When you find the word "accent" in a line of the entries, please copy the whole line.
___ Exercise inputs
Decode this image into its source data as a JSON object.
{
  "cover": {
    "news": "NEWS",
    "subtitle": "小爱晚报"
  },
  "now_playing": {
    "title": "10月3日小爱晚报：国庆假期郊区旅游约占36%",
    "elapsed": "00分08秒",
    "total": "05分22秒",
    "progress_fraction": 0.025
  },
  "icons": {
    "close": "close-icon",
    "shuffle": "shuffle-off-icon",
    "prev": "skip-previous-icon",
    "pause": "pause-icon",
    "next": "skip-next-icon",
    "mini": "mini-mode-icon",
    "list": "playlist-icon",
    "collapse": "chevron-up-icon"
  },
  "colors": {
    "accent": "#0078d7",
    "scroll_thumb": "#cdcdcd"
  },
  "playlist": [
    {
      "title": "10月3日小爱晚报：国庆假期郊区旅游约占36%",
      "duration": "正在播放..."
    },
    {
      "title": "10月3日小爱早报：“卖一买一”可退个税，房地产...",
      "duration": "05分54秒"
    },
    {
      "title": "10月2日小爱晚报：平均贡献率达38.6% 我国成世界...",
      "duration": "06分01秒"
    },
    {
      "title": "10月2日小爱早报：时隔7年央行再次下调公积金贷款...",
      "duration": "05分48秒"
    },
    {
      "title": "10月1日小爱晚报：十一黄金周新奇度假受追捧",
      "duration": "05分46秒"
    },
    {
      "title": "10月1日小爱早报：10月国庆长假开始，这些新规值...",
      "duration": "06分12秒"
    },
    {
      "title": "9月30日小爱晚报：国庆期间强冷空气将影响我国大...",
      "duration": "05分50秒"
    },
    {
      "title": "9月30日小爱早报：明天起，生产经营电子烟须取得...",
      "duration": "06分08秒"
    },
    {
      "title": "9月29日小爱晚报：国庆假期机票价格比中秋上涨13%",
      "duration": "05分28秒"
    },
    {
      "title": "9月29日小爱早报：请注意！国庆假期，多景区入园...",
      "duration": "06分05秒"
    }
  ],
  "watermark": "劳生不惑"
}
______
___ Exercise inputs
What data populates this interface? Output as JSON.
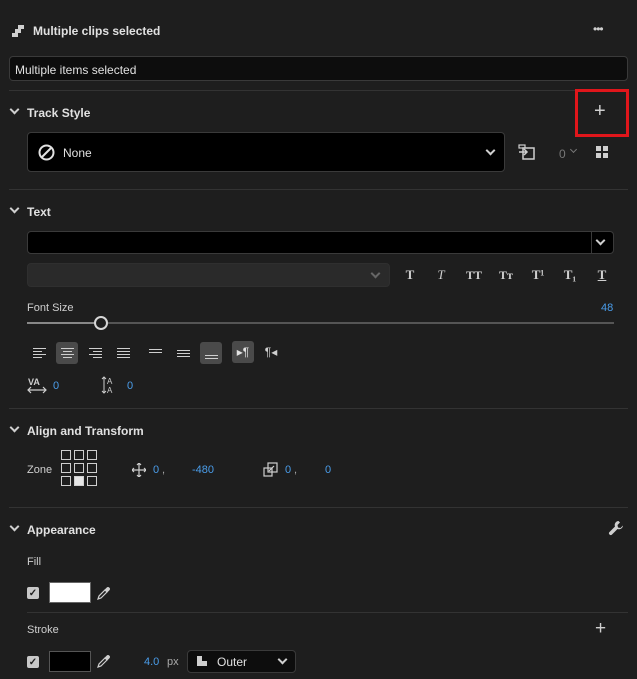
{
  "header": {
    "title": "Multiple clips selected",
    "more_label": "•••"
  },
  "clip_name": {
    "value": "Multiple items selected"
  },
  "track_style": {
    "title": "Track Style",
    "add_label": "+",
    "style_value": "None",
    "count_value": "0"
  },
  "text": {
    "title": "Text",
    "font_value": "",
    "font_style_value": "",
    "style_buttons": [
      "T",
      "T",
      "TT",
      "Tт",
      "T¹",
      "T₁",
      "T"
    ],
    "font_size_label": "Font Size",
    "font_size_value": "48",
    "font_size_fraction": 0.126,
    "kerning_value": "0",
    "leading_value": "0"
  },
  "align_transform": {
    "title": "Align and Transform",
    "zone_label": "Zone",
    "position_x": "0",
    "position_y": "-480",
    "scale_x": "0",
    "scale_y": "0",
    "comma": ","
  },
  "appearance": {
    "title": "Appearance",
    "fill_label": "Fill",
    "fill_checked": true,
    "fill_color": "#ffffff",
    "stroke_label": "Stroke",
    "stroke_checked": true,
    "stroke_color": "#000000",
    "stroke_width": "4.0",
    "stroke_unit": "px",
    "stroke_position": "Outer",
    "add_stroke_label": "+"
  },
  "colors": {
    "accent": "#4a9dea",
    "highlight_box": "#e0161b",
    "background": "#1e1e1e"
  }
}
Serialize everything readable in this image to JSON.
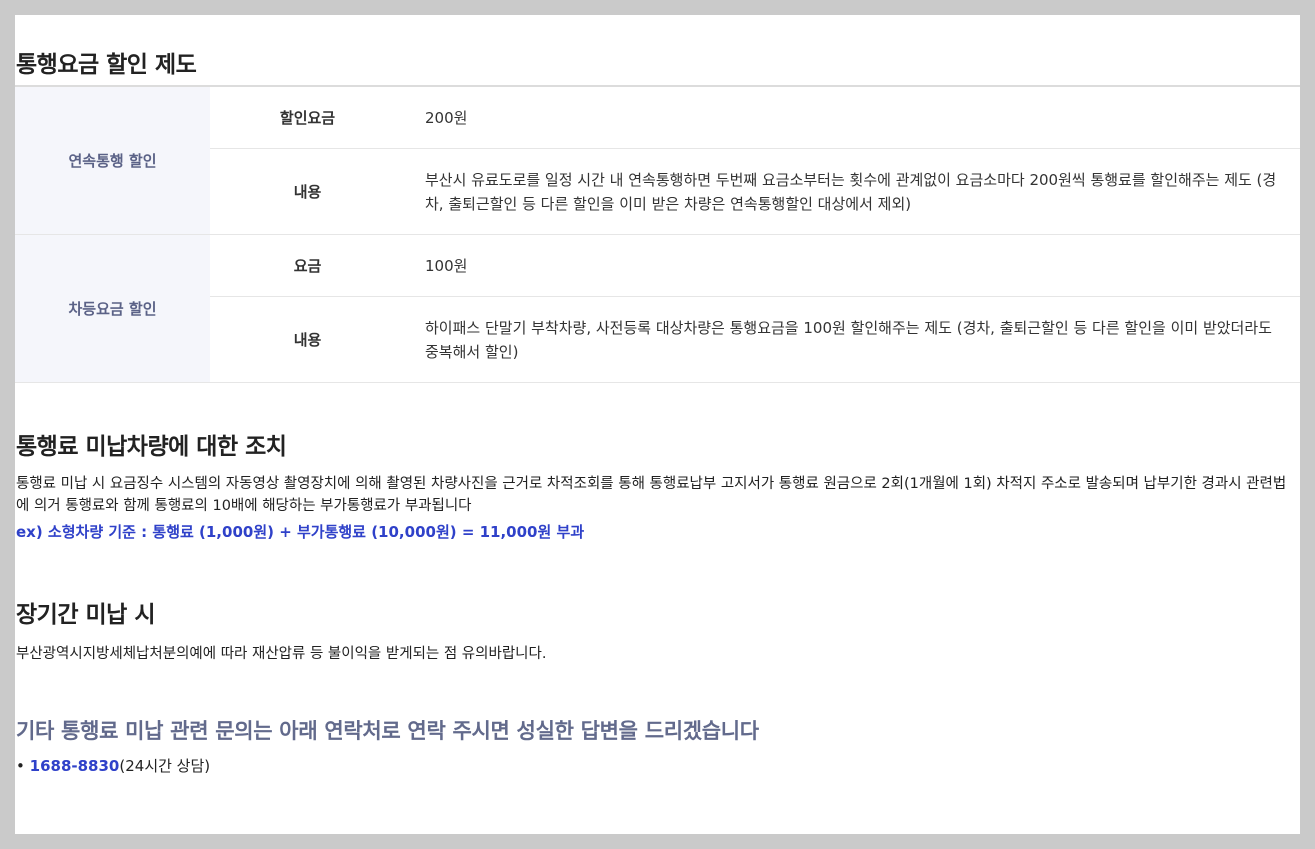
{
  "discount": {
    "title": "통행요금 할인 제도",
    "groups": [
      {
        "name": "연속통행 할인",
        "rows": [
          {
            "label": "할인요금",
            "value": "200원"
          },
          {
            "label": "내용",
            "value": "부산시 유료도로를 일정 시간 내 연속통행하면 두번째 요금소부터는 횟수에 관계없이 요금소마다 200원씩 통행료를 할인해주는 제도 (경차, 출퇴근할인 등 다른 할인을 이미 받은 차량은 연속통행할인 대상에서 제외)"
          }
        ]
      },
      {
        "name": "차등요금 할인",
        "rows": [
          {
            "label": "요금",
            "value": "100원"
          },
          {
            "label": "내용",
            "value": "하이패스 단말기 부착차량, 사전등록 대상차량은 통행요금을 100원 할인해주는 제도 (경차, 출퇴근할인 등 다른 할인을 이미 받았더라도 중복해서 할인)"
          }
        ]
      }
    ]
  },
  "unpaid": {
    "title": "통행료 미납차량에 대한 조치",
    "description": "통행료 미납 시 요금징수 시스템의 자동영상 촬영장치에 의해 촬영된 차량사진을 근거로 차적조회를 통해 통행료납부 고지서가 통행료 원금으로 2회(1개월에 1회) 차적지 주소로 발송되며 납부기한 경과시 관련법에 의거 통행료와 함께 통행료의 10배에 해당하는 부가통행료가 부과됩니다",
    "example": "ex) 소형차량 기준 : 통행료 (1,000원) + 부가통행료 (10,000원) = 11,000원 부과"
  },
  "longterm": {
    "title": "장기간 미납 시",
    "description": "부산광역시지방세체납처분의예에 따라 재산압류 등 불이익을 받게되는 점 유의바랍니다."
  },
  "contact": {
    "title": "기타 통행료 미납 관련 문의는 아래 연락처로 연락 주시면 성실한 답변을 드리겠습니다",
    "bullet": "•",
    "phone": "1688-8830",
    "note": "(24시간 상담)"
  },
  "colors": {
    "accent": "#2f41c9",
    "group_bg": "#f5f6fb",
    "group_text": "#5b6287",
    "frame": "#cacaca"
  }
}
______
[Completed exercise]
    "accent": "#0078d7",
    "accent": "#4a9dea",
    "accent": "#2f41c9",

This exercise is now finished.